Dan Orr, 46, was arrested Tuesday, Feb. 2 and charged with mischief. He’s accused of interfering “with someone’s lawful enjoyment of their property.”
Paralegal John Robinson, who has represented the accused on other issues with The Care Centre, tells Cornwall Newswatch, Orr was afraid for the safety of people in the congregate living building after one of the tenant’s was admitted to hospital with COVID-19.
Robinson is familiar with the situation but is not representing Orr in the criminal proceeding.
The woman was released from the Cornwall Community Hospital but Orr wanted proof of a negative test before allowing her to return in the congregate style building on Second Street East, according to emails supplied by Robinson.
Six days before the charge was laid (Wednesday, Jan. 27), Orr had emailed Police Chief Danny Aikman and the Eastern Ontario Health Unit Executive Assistant Nicole Desautels for Medical Officer of Health Dr. Paul Roumeliotis expressing concern about the health and safety of residents.
“Can you please ask your officers not to force someone who is testing positive into a congregate style of living,” Orr wrote the police chief, noting that they would “gladly welcome her” with proof of a negative test. He also asked the EOHU to contact him saying he was “very afraid for the health and safety” of residents. It’s not known whether the EOHU contacted The Care Centre or Orr.

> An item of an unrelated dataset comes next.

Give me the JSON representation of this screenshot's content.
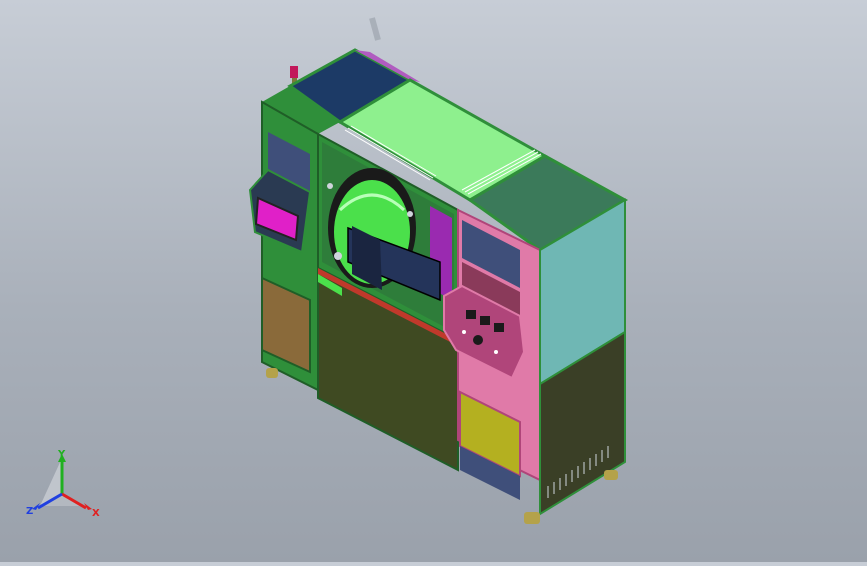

“Here’s a guy trying to protect the rights of everyone who’s living in a vulnerable setting from potential reinfection,” Robinson tells Cornwall Newswatch. “He wants confirmation that it’s safe for her to return, not just some cops who don’t know anything.”
CCH: Patient can test positive days after leaving hospital but not a threat
Cornwall Community Hospital CEO Jeanette Despatie tells Cornwall Newswatch a patient that is hospitalized with COVID-19 can’t return to a long-term care home, retirement home or congregate living situation until the hospital gets authorization from the health unit.
“They make that determination on whether these people can return to a safe environment. But a negative test is not one of the criteria and the reason is…most people will continue to test positive for some time but they are not shedding the virus, they’re not contagious,” Despatie explained.
“It might well be that you continue to test positive but you’re of no risk to others. That’s one of the reasons we wouldn’t have people wait for a negative test to be able to be discharged.”
Despatie adds the health unit works to ensure the safety of the congregate living facility.
Orr will make his first court appearance April 13.